* What is being asked:
Copy each line of the records that includes "shutter".

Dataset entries
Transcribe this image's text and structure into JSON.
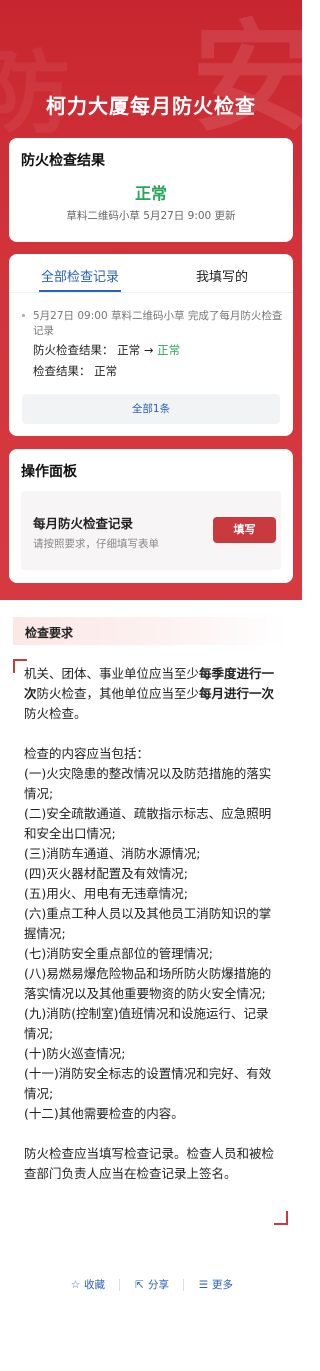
{
  "header": {
    "title": "柯力大厦每月防火检查"
  },
  "result_card": {
    "title": "防火检查结果",
    "status": "正常",
    "meta": "草料二维码小草 5月27日 9:00 更新"
  },
  "records": {
    "tabs": [
      "全部检查记录",
      "我填写的"
    ],
    "entry": {
      "line": "5月27日 09:00  草料二维码小草 完成了每月防火检查记录",
      "field1_label": "防火检查结果：",
      "field1_old": "正常",
      "field1_arrow": "→",
      "field1_new": "正常",
      "field2_label": "检查结果：",
      "field2_value": "正常"
    },
    "all_button": "全部1条"
  },
  "panel": {
    "title": "操作面板",
    "item_title": "每月防火检查记录",
    "item_sub": "请按照要求，仔细填写表单",
    "fill_button": "填写"
  },
  "requirements": {
    "header": "检查要求",
    "p1_a": "机关、团体、事业单位应当至少",
    "p1_b": "每季度进行一次",
    "p1_c": "防火检查，其他单位应当至少",
    "p1_d": "每月进行一次",
    "p1_e": "防火检查。",
    "intro": "检查的内容应当包括：",
    "items": [
      "(一)火灾隐患的整改情况以及防范措施的落实情况;",
      "(二)安全疏散通道、疏散指示标志、应急照明和安全出口情况;",
      "(三)消防车通道、消防水源情况;",
      "(四)灭火器材配置及有效情况;",
      "(五)用火、用电有无违章情况;",
      "(六)重点工种人员以及其他员工消防知识的掌握情况;",
      "(七)消防安全重点部位的管理情况;",
      "(八)易燃易爆危险物品和场所防火防爆措施的落实情况以及其他重要物资的防火安全情况;",
      "(九)消防(控制室)值班情况和设施运行、记录情况;",
      "(十)防火巡查情况;",
      "(十一)消防安全标志的设置情况和完好、有效情况;",
      "(十二)其他需要检查的内容。"
    ],
    "closing": "防火检查应当填写检查记录。检查人员和被检查部门负责人应当在检查记录上签名。"
  },
  "footer": {
    "collect": "收藏",
    "share": "分享",
    "more": "更多"
  }
}
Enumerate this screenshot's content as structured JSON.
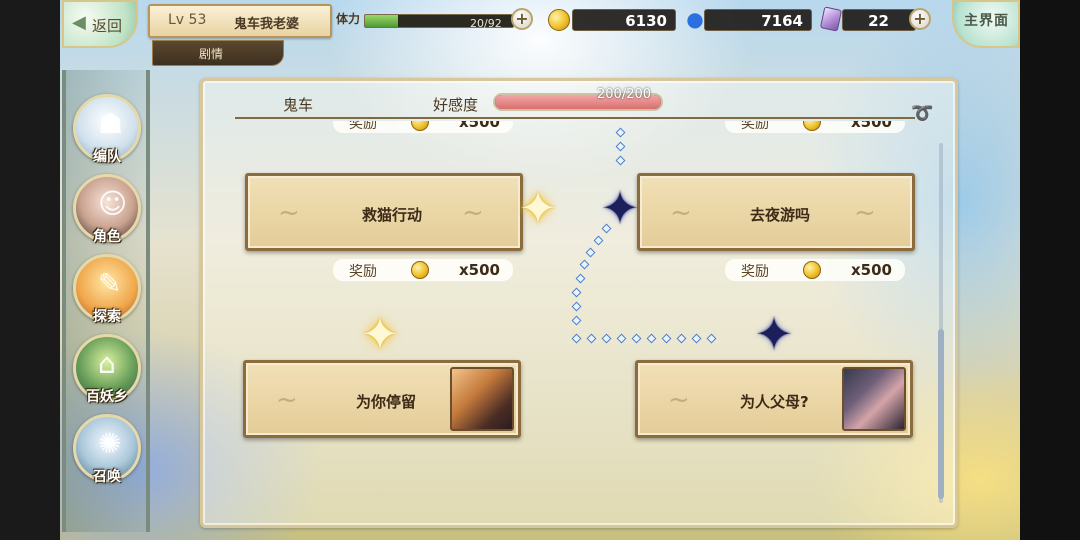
{
  "topbar": {
    "back_label": "返回",
    "level": "Lv 53",
    "player_name": "鬼车我老婆",
    "section_tab": "剧情",
    "stamina_label": "体力",
    "stamina_value": "20/92",
    "stamina_fraction": 0.22,
    "gold": "6130",
    "spirit": "7164",
    "crystal": "22",
    "home_label": "主界面"
  },
  "menu": [
    {
      "label": "编队",
      "icon": "team-icon"
    },
    {
      "label": "角色",
      "icon": "character-icon"
    },
    {
      "label": "探索",
      "icon": "explore-icon"
    },
    {
      "label": "百妖乡",
      "icon": "yokai-village-icon"
    },
    {
      "label": "召唤",
      "icon": "summon-icon"
    }
  ],
  "panel": {
    "character": "鬼车",
    "affinity_label": "好感度",
    "affinity_value": "200/200",
    "affinity_fraction": 1.0
  },
  "stories": [
    {
      "title": "救猫行动",
      "reward_label": "奖励",
      "reward_amount": "x500",
      "unlocked": true
    },
    {
      "title": "去夜游吗",
      "reward_label": "奖励",
      "reward_amount": "x500",
      "unlocked": true
    },
    {
      "title": "为你停留",
      "unlocked": true
    },
    {
      "title": "为人父母?",
      "unlocked": true
    }
  ],
  "partial_rewards": [
    {
      "reward_label": "奖励",
      "reward_amount": "x500"
    },
    {
      "reward_label": "奖励",
      "reward_amount": "x500"
    }
  ],
  "colors": {
    "affinity_fill": "#d96f6f",
    "stamina_fill": "#4f9a33",
    "gold_star": "#f5c53a",
    "navy_star": "#1c1f5a"
  }
}
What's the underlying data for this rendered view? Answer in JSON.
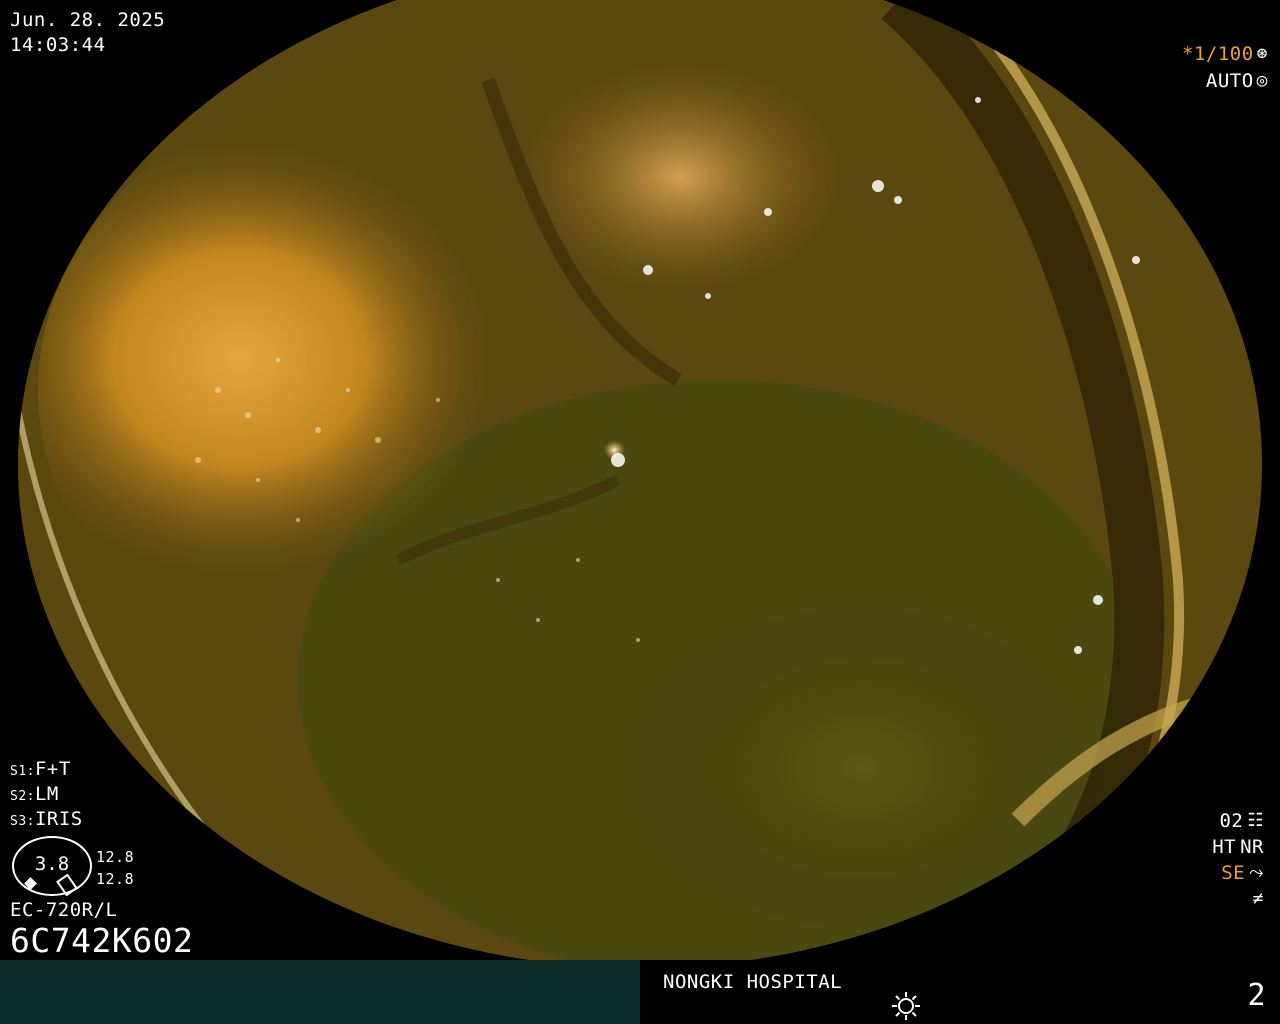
{
  "header": {
    "date": "Jun. 28. 2025",
    "time": "14:03:44"
  },
  "exposure": {
    "shutter": "*1/100",
    "shutter_icon": "shutter-icon",
    "mode": "AUTO",
    "mode_icon": "auto-iris-icon"
  },
  "settings": {
    "s1_key": "S1:",
    "s1_value": "F+T",
    "s2_key": "S2:",
    "s2_value": "LM",
    "s3_key": "S3:",
    "s3_value": "IRIS"
  },
  "iris": {
    "gauge_value": "3.8",
    "value_top": "12.8",
    "value_bottom": "12.8"
  },
  "scope": {
    "model": "EC-720R/L",
    "serial": "6C742K602"
  },
  "right_panel": {
    "code": "02",
    "code_icon": "structure-enhancement-icon",
    "ht": "HT",
    "nr": "NR",
    "se": "SE",
    "se_icon": "curve-icon",
    "last_icon": "not-equal-icon"
  },
  "footer": {
    "hospital": "NONGKI HOSPITAL",
    "light_icon": "light-source-icon",
    "page_number": "2"
  },
  "colors": {
    "accent_orange": "#f0a21e",
    "footer_panel": "#0e2c2a",
    "osd_text": "#ffffff"
  }
}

* Problem solution:
    "shutter": "*1/100",
    "shutter_icon": "shutter-icon",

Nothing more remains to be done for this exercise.